By Glenn Dyer | More Articles by Glenn Dyer

Kraft Heinz is causing more headaches for its biggest shareholder and financial supporter, Warren Buffett’s Berkshire Hathaway.

Investors dumped bonds of Kraft Heinz Co last Friday after Fitch Ratings and then S&P Global lowered its credit rating of the company’s bonds into junk territory following a disappointing earnings report on Thursday.

Moody’s still rates it as investment grade but has a negative outlook which means a downgrade is coming.

The rating cut by the two companies means bond market index operators will now have to classify Kraft as below investment grade which will see many bond funds unable to hold the debt.

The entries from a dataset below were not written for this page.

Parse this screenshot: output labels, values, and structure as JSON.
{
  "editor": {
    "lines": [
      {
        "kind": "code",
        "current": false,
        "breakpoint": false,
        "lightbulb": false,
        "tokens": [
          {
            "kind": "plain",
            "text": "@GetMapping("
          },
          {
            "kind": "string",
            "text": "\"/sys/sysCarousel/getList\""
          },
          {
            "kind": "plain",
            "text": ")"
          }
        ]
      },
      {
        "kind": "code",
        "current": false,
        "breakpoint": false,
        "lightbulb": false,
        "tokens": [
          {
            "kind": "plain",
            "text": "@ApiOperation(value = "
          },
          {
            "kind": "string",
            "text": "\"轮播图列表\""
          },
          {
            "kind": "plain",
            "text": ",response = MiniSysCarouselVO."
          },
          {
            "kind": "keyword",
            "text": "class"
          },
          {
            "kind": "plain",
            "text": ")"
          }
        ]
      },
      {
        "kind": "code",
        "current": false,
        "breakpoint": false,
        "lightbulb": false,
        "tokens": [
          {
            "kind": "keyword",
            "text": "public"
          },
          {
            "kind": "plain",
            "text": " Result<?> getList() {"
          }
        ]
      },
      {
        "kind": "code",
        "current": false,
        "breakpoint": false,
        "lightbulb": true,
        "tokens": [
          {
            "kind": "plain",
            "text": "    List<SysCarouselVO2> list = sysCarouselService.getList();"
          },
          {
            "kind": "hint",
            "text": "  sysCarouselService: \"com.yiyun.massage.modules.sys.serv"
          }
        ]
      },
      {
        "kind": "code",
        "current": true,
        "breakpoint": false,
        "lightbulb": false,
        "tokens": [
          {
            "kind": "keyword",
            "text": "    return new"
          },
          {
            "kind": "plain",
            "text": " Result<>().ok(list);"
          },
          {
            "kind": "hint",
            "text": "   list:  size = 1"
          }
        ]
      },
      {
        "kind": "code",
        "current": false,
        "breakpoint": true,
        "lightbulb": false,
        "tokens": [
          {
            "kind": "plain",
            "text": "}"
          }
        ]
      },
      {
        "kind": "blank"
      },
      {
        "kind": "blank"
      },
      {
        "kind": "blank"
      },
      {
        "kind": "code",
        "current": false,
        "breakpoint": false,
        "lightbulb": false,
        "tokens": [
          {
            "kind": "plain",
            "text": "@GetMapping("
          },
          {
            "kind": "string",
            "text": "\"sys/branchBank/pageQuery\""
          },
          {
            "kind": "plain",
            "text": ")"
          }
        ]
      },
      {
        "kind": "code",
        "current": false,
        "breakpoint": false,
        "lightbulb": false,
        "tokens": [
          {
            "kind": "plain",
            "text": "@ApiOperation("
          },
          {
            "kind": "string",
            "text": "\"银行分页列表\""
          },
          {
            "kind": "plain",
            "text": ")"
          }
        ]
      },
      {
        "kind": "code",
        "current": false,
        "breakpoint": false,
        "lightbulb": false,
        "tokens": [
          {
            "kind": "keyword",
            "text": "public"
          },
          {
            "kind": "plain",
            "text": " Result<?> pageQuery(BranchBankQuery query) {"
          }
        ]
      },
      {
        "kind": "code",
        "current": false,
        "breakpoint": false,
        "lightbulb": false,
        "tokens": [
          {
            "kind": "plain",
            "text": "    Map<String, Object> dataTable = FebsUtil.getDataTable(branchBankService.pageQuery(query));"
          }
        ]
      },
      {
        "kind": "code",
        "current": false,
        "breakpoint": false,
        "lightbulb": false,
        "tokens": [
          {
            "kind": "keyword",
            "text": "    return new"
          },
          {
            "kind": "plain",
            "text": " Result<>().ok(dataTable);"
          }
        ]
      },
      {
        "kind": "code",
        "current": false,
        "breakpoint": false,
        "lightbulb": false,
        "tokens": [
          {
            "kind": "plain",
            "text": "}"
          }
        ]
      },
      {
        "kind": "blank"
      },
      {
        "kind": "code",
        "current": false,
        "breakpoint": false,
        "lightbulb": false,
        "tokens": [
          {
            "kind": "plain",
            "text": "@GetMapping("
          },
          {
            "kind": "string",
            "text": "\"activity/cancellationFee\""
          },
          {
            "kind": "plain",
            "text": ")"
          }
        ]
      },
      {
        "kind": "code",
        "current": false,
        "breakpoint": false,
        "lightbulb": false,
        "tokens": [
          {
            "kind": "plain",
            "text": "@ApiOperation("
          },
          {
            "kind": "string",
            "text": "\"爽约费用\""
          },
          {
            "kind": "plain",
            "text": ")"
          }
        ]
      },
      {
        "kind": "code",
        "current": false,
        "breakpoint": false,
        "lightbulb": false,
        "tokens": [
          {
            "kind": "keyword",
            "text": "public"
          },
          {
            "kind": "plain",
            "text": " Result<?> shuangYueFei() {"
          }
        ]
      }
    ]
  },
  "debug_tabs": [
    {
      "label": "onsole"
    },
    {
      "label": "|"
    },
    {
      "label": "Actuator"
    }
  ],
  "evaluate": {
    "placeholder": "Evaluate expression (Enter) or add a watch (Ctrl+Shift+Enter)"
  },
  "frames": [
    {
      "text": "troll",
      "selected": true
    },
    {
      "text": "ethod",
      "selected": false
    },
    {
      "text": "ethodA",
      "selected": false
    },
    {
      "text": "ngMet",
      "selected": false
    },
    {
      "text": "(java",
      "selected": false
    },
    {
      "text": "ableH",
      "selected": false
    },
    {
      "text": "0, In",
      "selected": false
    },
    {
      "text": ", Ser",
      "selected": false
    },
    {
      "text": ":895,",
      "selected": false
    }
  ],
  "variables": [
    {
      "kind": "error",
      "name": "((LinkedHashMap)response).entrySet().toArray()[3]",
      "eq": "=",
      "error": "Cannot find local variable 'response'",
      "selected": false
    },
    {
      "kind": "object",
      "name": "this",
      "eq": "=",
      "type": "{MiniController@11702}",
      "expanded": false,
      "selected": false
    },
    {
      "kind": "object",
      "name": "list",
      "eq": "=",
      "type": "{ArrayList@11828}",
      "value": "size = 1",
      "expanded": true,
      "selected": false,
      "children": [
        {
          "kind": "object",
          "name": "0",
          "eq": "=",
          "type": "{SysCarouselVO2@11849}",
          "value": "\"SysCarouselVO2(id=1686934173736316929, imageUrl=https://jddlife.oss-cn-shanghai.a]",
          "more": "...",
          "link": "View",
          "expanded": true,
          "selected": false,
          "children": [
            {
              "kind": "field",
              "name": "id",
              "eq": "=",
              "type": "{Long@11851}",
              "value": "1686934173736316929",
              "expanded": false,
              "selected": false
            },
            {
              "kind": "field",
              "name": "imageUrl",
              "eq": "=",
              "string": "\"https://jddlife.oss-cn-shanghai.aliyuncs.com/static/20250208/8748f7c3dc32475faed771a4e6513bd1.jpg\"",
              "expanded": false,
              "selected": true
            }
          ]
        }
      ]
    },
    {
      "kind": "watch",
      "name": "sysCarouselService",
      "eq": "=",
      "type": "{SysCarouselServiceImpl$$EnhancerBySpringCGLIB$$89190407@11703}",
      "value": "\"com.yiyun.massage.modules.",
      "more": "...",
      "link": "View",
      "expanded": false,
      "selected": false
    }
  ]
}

The weak performance in 2019 and the Fitch and S&P downgrade saw the shares fall 9% last week to be down more than 16% in 2020 so far. (and down more than 43% in the past year).

Kraft Heinz was created in early 2015 in a deal organised by Warren Buffett and the private equity firm 3G Capital. It has been an abject failure and destroyer of value for Buffett and Berkshire.

It is still in the midst of a turnaround but its brands have lost favour with consumers, leading to a loss of sakes, earnings and a big drop in the share price. That, in turn, saw Buffett and Berkshire write down the value of the 26% plus stake a year ago.

It reported a drop in fourth-quarter sales Thursday that sent its bonds and stock tumbling, the latest sign that the company’s turnaround plan still has a long way to go.

Organic net sales were down 2.2% year over year, while adjusted earnings fell 14.3%. The US, Canada, and Rest of World regions saw a decrease in organic sales, while Europe, Middle East, and Africa reported a small increase of 0.3%.

The value of Berkshire’s stake over the past year has fallen to about $US10.4 billion at the end of December, down from $US14 billion at the end of 2018. The stock was one of the worst performers last year.

Fitch cut the company one level to its highest junk rating and has a stable outlook. Kraft Heinz has $US29.2 billion of debt on issue.

Fitch said Kraft Heinz may need to divest a sizable portion of its business in order to reduce debt. Kraft Heinz also needs to cut its dividend, Fitch said in August, but the company said Thursday it would maintain the annual $US2 billion payout to shareholders, the biggest are Berkshire and 3G.

GE and AT&T have both cut dividends as their debt burden grows as sales slow or profit margins come under pressure.

Glenn Dyer

About Glenn Dyer

Glenn Dyer has been a finance journalist and TV producer for more than 40 years. He has worked at Maxwell Newton Publications, Queensland Newspapers, AAP, The Australian Financial Review, The Nine Network and Crikey.

View more articles by Glenn Dyer →